### Data shown
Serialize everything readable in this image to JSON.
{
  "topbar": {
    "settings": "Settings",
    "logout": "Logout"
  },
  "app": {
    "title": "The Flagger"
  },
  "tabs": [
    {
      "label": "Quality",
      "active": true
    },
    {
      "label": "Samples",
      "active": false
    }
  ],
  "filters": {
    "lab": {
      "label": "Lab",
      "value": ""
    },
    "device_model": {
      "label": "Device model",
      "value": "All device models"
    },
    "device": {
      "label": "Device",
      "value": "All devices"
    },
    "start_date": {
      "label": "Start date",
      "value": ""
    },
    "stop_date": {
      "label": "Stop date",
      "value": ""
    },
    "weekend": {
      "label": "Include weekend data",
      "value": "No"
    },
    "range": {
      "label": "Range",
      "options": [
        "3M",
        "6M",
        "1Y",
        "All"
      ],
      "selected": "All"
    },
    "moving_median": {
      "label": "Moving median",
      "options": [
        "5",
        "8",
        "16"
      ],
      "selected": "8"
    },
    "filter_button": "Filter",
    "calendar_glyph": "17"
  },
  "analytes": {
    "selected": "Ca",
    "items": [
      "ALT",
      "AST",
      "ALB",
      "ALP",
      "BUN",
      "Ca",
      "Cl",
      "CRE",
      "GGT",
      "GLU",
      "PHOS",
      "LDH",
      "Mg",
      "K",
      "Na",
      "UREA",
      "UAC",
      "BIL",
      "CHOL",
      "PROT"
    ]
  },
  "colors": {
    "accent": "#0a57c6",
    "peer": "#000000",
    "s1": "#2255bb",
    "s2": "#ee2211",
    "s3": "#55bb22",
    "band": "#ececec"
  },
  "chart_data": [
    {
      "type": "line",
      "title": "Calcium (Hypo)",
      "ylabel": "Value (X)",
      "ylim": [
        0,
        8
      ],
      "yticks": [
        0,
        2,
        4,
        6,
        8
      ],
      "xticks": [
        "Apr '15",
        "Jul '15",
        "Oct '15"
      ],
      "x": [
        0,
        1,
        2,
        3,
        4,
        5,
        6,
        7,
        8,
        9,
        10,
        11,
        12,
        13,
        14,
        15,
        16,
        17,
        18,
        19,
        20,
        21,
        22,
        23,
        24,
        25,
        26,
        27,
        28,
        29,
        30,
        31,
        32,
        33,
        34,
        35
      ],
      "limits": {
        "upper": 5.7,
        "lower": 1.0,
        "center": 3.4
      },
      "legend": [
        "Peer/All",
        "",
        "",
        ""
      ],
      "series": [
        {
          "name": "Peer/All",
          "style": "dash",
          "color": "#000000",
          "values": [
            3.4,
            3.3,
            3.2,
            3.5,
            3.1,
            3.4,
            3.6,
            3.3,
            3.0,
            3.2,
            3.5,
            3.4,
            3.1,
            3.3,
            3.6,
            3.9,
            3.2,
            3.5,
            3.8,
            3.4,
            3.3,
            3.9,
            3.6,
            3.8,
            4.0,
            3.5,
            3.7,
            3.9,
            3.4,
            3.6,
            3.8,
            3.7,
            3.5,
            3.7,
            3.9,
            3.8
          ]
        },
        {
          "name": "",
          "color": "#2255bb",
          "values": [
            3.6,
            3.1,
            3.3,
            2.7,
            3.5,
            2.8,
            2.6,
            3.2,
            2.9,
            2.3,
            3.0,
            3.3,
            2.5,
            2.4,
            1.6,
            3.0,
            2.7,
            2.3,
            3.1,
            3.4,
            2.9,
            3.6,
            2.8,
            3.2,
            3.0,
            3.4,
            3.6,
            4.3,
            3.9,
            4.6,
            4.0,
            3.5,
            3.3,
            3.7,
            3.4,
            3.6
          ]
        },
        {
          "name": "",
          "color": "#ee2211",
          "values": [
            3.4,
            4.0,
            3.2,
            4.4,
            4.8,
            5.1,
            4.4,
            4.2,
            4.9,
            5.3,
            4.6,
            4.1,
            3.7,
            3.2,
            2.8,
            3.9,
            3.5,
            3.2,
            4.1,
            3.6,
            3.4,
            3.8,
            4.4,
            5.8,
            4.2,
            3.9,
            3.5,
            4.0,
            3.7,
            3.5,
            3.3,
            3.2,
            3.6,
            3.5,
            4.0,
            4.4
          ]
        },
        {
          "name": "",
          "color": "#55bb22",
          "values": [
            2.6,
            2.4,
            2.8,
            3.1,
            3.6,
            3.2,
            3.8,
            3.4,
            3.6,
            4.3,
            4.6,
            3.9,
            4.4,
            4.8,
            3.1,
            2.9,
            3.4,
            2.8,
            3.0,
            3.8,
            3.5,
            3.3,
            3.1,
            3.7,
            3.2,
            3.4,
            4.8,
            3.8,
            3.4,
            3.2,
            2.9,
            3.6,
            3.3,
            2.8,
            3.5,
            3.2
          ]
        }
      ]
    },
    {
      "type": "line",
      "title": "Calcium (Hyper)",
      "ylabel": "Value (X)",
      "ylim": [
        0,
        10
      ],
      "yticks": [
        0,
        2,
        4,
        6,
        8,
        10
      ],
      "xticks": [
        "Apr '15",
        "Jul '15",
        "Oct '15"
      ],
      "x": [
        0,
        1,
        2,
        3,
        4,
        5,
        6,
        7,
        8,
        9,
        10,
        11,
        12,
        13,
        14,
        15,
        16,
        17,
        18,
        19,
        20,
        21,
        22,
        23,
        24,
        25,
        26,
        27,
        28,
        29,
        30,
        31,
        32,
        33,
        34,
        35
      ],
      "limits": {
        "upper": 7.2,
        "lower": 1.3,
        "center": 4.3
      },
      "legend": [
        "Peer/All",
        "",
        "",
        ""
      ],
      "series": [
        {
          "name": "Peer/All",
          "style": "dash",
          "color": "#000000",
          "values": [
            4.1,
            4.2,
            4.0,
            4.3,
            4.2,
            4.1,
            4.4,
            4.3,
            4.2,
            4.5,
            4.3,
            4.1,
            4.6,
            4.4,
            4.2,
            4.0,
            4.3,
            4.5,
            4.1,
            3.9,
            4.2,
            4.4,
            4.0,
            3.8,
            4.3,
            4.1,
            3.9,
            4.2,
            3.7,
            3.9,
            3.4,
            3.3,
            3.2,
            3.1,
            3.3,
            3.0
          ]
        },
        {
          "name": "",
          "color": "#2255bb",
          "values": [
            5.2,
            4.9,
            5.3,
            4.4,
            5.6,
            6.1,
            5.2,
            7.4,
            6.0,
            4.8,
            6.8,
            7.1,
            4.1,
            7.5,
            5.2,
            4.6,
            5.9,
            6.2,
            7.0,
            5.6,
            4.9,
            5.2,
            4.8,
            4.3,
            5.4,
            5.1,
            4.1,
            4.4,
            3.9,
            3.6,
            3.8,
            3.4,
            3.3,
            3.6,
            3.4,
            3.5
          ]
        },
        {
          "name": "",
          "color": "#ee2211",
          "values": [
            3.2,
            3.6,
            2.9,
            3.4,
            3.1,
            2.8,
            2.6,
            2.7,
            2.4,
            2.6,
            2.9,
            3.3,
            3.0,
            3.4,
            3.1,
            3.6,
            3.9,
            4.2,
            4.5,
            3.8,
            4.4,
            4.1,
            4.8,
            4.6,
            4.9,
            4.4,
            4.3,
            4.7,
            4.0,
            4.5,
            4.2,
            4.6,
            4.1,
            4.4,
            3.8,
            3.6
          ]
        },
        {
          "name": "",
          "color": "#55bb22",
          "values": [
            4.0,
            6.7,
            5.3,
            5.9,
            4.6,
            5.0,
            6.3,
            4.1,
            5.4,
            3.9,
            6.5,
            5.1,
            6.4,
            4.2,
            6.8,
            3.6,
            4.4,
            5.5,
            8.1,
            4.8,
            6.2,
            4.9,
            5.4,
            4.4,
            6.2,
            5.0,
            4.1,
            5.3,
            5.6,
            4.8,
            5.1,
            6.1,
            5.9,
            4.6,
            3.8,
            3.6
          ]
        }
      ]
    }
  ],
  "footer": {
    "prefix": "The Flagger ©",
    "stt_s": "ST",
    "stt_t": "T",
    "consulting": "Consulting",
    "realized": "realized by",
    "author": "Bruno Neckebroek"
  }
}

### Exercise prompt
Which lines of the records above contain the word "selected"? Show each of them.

### Solution to this exercise
      "selected": "All"
      "selected": "8"
    "selected": "Ca",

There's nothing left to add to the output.